What is needed - Give the count of lines below that include the word "flag", and say nothing else.

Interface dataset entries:
++++++++

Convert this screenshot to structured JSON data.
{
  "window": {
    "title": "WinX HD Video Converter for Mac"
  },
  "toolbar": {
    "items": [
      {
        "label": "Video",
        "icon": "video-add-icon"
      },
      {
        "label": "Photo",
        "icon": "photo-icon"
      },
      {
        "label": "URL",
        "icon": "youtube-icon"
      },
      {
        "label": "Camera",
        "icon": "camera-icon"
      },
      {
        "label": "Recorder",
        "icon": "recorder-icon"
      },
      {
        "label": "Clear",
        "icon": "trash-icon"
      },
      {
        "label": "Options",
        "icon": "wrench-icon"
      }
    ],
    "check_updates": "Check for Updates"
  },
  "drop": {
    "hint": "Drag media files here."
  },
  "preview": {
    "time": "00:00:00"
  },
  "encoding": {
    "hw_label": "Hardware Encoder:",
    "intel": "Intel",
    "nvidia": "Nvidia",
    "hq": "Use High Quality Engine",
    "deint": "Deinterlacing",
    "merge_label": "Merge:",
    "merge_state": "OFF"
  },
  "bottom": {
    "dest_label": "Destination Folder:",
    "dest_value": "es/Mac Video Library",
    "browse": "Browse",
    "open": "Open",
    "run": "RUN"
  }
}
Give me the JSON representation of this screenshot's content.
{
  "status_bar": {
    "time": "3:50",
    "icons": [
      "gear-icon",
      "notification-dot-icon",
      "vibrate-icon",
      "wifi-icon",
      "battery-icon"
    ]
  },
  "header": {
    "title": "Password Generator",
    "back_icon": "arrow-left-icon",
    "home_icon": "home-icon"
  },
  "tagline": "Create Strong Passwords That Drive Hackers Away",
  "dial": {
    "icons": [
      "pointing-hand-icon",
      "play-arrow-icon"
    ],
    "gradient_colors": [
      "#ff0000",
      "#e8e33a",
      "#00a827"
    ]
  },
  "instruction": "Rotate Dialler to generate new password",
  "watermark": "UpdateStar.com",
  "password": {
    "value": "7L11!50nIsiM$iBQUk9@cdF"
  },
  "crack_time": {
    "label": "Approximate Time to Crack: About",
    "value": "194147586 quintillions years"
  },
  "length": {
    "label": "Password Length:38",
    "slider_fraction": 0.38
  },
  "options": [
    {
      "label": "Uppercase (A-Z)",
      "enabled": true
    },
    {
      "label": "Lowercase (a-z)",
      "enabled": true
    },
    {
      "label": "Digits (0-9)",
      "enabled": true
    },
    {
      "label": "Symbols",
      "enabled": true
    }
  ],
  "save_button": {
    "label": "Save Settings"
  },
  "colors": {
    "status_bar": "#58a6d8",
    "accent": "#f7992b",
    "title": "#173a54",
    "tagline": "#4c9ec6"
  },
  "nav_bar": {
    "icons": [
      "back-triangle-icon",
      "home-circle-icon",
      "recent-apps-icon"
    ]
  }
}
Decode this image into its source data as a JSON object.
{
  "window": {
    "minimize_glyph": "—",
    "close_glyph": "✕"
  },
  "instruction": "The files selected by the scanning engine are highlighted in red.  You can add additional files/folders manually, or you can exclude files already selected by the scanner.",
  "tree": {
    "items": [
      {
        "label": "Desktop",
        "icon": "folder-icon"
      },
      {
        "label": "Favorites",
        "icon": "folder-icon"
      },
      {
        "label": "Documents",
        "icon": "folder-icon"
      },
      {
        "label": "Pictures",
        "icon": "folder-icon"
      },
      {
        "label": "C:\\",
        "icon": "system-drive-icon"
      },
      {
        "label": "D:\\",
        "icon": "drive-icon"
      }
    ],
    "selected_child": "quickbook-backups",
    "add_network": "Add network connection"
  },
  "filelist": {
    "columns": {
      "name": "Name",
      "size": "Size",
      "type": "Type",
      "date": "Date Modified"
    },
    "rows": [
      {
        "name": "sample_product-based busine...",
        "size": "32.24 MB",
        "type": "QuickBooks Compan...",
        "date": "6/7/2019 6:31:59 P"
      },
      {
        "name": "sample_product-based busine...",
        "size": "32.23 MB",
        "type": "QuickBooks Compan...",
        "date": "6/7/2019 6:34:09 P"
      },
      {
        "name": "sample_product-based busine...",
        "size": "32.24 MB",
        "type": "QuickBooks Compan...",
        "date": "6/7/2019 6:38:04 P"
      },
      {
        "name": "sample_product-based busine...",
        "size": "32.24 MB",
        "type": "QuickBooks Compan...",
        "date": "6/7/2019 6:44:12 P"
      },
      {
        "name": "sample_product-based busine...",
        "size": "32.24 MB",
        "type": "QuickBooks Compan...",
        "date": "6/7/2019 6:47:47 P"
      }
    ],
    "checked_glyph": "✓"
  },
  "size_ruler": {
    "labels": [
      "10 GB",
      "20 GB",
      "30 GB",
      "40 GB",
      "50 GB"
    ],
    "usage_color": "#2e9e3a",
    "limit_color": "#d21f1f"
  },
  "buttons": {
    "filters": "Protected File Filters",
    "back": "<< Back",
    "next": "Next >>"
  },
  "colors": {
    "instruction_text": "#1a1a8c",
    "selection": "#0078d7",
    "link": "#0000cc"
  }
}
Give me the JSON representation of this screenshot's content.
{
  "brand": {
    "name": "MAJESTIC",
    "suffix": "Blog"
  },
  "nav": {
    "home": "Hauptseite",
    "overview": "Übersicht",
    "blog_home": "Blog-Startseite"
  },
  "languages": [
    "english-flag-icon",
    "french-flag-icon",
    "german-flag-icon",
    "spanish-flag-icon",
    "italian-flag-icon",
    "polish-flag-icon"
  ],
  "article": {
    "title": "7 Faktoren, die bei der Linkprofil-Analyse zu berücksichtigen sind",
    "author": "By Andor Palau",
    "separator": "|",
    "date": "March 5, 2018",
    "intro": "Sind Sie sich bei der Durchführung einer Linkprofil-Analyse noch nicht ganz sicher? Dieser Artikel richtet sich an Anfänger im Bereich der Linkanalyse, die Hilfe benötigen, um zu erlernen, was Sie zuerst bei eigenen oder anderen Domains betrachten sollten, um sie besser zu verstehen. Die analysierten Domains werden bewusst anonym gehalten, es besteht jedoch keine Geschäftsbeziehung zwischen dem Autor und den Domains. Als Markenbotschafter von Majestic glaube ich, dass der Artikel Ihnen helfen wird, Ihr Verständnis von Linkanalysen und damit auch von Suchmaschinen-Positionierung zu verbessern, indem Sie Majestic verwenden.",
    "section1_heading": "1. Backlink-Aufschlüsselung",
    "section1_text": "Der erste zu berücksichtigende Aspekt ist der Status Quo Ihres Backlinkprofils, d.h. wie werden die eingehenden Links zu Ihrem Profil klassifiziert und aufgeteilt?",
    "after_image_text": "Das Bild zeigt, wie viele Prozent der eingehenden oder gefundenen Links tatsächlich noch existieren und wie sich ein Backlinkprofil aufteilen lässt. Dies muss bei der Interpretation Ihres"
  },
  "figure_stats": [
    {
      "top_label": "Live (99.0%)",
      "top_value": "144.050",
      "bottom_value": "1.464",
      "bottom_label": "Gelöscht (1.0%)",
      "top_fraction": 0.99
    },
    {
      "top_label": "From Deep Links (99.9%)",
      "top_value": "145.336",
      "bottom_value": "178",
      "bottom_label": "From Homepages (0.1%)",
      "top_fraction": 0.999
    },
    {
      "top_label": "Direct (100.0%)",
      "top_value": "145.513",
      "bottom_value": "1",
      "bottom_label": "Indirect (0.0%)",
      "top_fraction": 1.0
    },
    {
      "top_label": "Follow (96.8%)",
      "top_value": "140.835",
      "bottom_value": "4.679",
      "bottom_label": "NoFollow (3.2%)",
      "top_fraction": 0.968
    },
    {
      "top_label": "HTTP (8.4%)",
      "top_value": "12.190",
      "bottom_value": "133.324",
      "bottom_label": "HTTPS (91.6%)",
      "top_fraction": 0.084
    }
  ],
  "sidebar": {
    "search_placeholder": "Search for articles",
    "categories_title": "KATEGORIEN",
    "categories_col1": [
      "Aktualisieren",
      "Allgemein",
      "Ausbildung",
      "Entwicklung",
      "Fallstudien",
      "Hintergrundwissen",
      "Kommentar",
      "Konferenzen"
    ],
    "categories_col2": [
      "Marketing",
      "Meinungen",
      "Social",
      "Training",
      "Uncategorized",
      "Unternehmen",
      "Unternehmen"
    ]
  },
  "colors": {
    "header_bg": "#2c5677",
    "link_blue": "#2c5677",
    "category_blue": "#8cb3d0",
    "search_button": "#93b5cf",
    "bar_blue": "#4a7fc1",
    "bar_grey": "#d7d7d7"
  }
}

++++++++

Task result - 6